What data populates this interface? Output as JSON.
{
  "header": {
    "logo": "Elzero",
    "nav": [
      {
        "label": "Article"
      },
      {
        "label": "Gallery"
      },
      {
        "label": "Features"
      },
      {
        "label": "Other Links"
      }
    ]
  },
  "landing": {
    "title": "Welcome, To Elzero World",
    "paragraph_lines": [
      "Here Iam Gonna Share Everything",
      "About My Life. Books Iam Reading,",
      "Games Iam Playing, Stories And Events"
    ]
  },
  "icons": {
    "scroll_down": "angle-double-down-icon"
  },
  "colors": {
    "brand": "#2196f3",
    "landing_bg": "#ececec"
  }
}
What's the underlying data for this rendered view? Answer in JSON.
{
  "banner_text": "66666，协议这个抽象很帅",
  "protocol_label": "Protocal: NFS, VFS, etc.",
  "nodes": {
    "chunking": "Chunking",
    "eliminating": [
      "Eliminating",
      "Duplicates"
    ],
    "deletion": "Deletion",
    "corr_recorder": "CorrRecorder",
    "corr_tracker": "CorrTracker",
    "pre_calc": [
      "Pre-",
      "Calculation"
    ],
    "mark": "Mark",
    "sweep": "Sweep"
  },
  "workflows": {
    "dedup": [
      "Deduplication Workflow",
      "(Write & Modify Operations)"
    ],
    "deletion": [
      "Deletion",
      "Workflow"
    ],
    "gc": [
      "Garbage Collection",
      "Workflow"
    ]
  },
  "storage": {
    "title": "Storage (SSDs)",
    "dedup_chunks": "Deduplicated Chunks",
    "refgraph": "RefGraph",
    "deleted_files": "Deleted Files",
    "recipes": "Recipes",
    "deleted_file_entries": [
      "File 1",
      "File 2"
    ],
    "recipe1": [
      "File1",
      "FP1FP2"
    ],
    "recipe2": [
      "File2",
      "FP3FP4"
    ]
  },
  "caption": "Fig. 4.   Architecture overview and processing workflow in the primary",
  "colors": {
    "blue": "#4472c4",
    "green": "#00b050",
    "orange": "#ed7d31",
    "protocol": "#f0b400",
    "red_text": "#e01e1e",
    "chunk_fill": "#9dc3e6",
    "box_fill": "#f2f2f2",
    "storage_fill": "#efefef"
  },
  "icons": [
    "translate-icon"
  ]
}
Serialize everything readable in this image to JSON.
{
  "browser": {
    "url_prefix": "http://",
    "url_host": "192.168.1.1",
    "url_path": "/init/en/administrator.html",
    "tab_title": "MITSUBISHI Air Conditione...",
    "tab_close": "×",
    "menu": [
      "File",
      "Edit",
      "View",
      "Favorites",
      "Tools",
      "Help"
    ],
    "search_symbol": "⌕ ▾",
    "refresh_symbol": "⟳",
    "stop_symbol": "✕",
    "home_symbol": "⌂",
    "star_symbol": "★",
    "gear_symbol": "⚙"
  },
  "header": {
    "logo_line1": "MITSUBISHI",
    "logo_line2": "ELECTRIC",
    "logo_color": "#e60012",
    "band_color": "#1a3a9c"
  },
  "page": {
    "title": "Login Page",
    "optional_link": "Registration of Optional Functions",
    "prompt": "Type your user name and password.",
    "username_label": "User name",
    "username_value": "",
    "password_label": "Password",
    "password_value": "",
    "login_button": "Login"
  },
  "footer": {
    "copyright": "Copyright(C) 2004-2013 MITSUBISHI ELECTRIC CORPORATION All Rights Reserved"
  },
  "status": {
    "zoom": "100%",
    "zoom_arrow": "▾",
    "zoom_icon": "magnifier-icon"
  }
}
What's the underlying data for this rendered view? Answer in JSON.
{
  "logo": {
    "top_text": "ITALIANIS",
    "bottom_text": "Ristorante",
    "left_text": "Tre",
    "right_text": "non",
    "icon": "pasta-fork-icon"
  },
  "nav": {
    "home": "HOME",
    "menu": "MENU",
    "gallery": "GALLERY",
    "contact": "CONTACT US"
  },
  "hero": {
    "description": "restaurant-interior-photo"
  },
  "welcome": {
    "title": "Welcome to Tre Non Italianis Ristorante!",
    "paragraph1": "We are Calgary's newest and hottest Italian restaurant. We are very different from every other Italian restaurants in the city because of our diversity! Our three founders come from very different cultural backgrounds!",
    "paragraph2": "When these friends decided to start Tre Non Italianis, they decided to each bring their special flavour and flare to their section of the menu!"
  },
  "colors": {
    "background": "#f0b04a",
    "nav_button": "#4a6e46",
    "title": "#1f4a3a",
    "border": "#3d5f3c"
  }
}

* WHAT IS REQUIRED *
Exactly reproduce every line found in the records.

* TASK ANSWER *
What data populates this interface? Output as JSON.
{
  "header": {
    "logo": "Elzero",
    "nav": [
      {
        "label": "Article"
      },
      {
        "label": "Gallery"
      },
      {
        "label": "Features"
      },
      {
        "label": "Other Links"
      }
    ]
  },
  "landing": {
    "title": "Welcome, To Elzero World",
    "paragraph_lines": [
      "Here Iam Gonna Share Everything",
      "About My Life. Books Iam Reading,",
      "Games Iam Playing, Stories And Events"
    ]
  },
  "icons": {
    "scroll_down": "angle-double-down-icon"
  },
  "colors": {
    "brand": "#2196f3",
    "landing_bg": "#ececec"
  }
}
What's the underlying data for this rendered view? Answer in JSON.
{
  "banner_text": "66666，协议这个抽象很帅",
  "protocol_label": "Protocal: NFS, VFS, etc.",
  "nodes": {
    "chunking": "Chunking",
    "eliminating": [
      "Eliminating",
      "Duplicates"
    ],
    "deletion": "Deletion",
    "corr_recorder": "CorrRecorder",
    "corr_tracker": "CorrTracker",
    "pre_calc": [
      "Pre-",
      "Calculation"
    ],
    "mark": "Mark",
    "sweep": "Sweep"
  },
  "workflows": {
    "dedup": [
      "Deduplication Workflow",
      "(Write & Modify Operations)"
    ],
    "deletion": [
      "Deletion",
      "Workflow"
    ],
    "gc": [
      "Garbage Collection",
      "Workflow"
    ]
  },
  "storage": {
    "title": "Storage (SSDs)",
    "dedup_chunks": "Deduplicated Chunks",
    "refgraph": "RefGraph",
    "deleted_files": "Deleted Files",
    "recipes": "Recipes",
    "deleted_file_entries": [
      "File 1",
      "File 2"
    ],
    "recipe1": [
      "File1",
      "FP1FP2"
    ],
    "recipe2": [
      "File2",
      "FP3FP4"
    ]
  },
  "caption": "Fig. 4.   Architecture overview and processing workflow in the primary",
  "colors": {
    "blue": "#4472c4",
    "green": "#00b050",
    "orange": "#ed7d31",
    "protocol": "#f0b400",
    "red_text": "#e01e1e",
    "chunk_fill": "#9dc3e6",
    "box_fill": "#f2f2f2",
    "storage_fill": "#efefef"
  },
  "icons": [
    "translate-icon"
  ]
}
Serialize everything readable in this image to JSON.
{
  "browser": {
    "url_prefix": "http://",
    "url_host": "192.168.1.1",
    "url_path": "/init/en/administrator.html",
    "tab_title": "MITSUBISHI Air Conditione...",
    "tab_close": "×",
    "menu": [
      "File",
      "Edit",
      "View",
      "Favorites",
      "Tools",
      "Help"
    ],
    "search_symbol": "⌕ ▾",
    "refresh_symbol": "⟳",
    "stop_symbol": "✕",
    "home_symbol": "⌂",
    "star_symbol": "★",
    "gear_symbol": "⚙"
  },
  "header": {
    "logo_line1": "MITSUBISHI",
    "logo_line2": "ELECTRIC",
    "logo_color": "#e60012",
    "band_color": "#1a3a9c"
  },
  "page": {
    "title": "Login Page",
    "optional_link": "Registration of Optional Functions",
    "prompt": "Type your user name and password.",
    "username_label": "User name",
    "username_value": "",
    "password_label": "Password",
    "password_value": "",
    "login_button": "Login"
  },
  "footer": {
    "copyright": "Copyright(C) 2004-2013 MITSUBISHI ELECTRIC CORPORATION All Rights Reserved"
  },
  "status": {
    "zoom": "100%",
    "zoom_arrow": "▾",
    "zoom_icon": "magnifier-icon"
  }
}
What's the underlying data for this rendered view? Answer in JSON.
{
  "logo": {
    "top_text": "ITALIANIS",
    "bottom_text": "Ristorante",
    "left_text": "Tre",
    "right_text": "non",
    "icon": "pasta-fork-icon"
  },
  "nav": {
    "home": "HOME",
    "menu": "MENU",
    "gallery": "GALLERY",
    "contact": "CONTACT US"
  },
  "hero": {
    "description": "restaurant-interior-photo"
  },
  "welcome": {
    "title": "Welcome to Tre Non Italianis Ristorante!",
    "paragraph1": "We are Calgary's newest and hottest Italian restaurant. We are very different from every other Italian restaurants in the city because of our diversity! Our three founders come from very different cultural backgrounds!",
    "paragraph2": "When these friends decided to start Tre Non Italianis, they decided to each bring their special flavour and flare to their section of the menu!"
  },
  "colors": {
    "background": "#f0b04a",
    "nav_button": "#4a6e46",
    "title": "#1f4a3a",
    "border": "#3d5f3c"
  }
}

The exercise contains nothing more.